Cannabis addiction is a subject that warrants revisiting from time to time. To pretend that some people do not develop harmful cannabis dependencies would be irresponsible and ignorant. The chances of developing a cannabis addiction may be slim to say the least, but it is a possibility nonetheless.
Particularly in an era where growing and consuming cannabis is more popular than ever before, it’s important to view the subject of addiction openly and objectively.
How Many People Are Affected by Cannabis Addiction?
Exact numbers are difficult to come by, given the sensitivity of the subject. Not only this, but there is still no concrete definition as to what cannabis addiction is. Signs and symptoms vary significantly from one person to the next, so hard data is still relatively thin on the ground.
Nevertheless, a report from the National Institute on Drug Abuse in the United States suggests that approximately 9% of those who consider themselves regular cannabis users will develop dependencies. Not necessarily addictions by definition, but dependencies on cannabis nonetheless.
The study also found that there are certain factors that can strongly influence the likelihood of an individual developing a cannabis dependency. Examples of which include their age, predispositions to addictive behaviour, existing health issues (psychological or physical) and so on.
Criteria for Cannabis Addiction
This is where things get tricky, as what some consider to be normal and controlled cannabis use, others would call indications of a severe issue. This makes it difficult to define formal criteria for cannabis addiction, though experts advise being on the lookout for the following warning signs:
- Consuming cannabis out of necessity rather than pleasure
- Needing more cannabis all the time to feel the same effect
- Anxiety at the thought of going without cannabis for hours or days
- The inability to get through a day without cannabis
- Using other people’s money to fund a cannabis habit
- Spending money on cannabis you simply cannot afford
- Cannabis habits impacting your responsibilities and commitments

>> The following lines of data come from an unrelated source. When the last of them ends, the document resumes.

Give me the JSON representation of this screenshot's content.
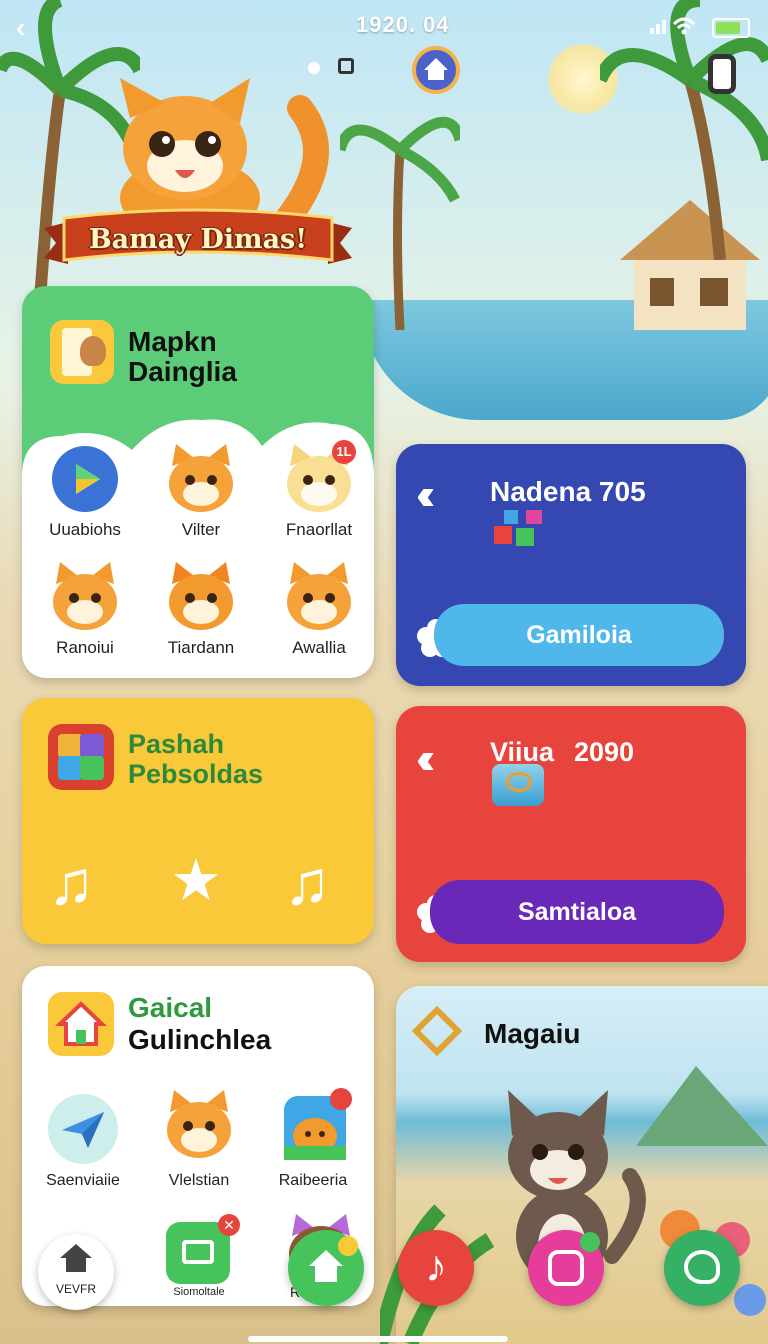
{
  "status": {
    "time": "1920. 04"
  },
  "banner": {
    "title": "Bamay Dimas!"
  },
  "card_green": {
    "title_line1": "Mapkn",
    "title_line2": "Dainglia",
    "apps": [
      {
        "label": "Uuabiohs",
        "icon": "play-store-icon"
      },
      {
        "label": "Vilter",
        "icon": "cat-face-icon"
      },
      {
        "label": "Fnaorllat",
        "icon": "cat-face-icon",
        "badge": "1L"
      },
      {
        "label": "Ranoiui",
        "icon": "cat-face-icon"
      },
      {
        "label": "Tiardann",
        "icon": "cat-face-icon"
      },
      {
        "label": "Awallia",
        "icon": "cat-face-icon"
      }
    ]
  },
  "card_blue": {
    "title": "Nadena 705",
    "button": "Gamiloia"
  },
  "card_yellow": {
    "title_line1": "Pashah",
    "title_line2": "Pebsoldas"
  },
  "card_red": {
    "title": "Viiua",
    "number": "2090",
    "button": "Samtialoa"
  },
  "card_white": {
    "title_line1": "Gaical",
    "title_line2": "Gulinchlea",
    "apps": [
      {
        "label": "Saenviaiie",
        "icon": "paper-plane-icon"
      },
      {
        "label": "Vlelstian",
        "icon": "cat-face-icon"
      },
      {
        "label": "Raibeeria",
        "icon": "cat-app-icon"
      }
    ],
    "bottom_label": "Siomoltale",
    "partial_label": "R"
  },
  "card_photo": {
    "title": "Magaiu"
  },
  "dock": {
    "home_label": "VEVFR"
  },
  "colors": {
    "green": "#5ccc78",
    "blue": "#3547b0",
    "yellow": "#f9c93a",
    "red": "#e8443e",
    "pill_blue": "#4fb7ea",
    "pill_purple": "#6a28b8"
  }
}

- Issues with friends, family or work because of cannabis use
- Attempts to reduce or quit cannabis use that have failed
- Wanting to quit or cut down but being unable to do so
- Regularly consuming far more cannabis than you intended to
These are just a few of the most common warning signs of a potential cannabis problem. All of which should be acknowledged and addressed at the earliest possible stage - perhaps with expert intervention if required.
A Cause for Concern?
While it is technically true to say that cannabis can be addictive, it isn’t quite the same as with other controlled substances. Examples of which include alcohol, tobacco, heroin and other recreational drugs - all of which are considered dangerously addictive on an entirely different level.
Cannabis addiction falls into a somewhat different category of dependency - one that can apply to a much broader range of things. From a scientific perspective, it is perfectly possible to develop a dependency on or an addiction to anything. Gambling, shopping, food, sex, pornography - all of which can have a devastating affect on the lives of those concerned.
As for whether cannabis addiction represents a cause for concern, the short answer is yes. But at the same time, only to the same extent as dozens of other types of addictions and dependencies people can develop at any time of life.
For most, the key to preventing the development of unhealthy cannabis habits lies in making sensible and proactive lifestyle choices. Not to mention, ensuring that any possible signs and symptoms of addiction are identified and addressed at the earliest possible stage.
Unfortunately, there will always be those who are far more susceptible to issues with addiction than others. Hence, anyone with a history of addiction is typically advised to avoid cannabis entirely. The same also applying to those with a history of certain psychological health issues, which can likewise increase the likelihood of developing a dependency.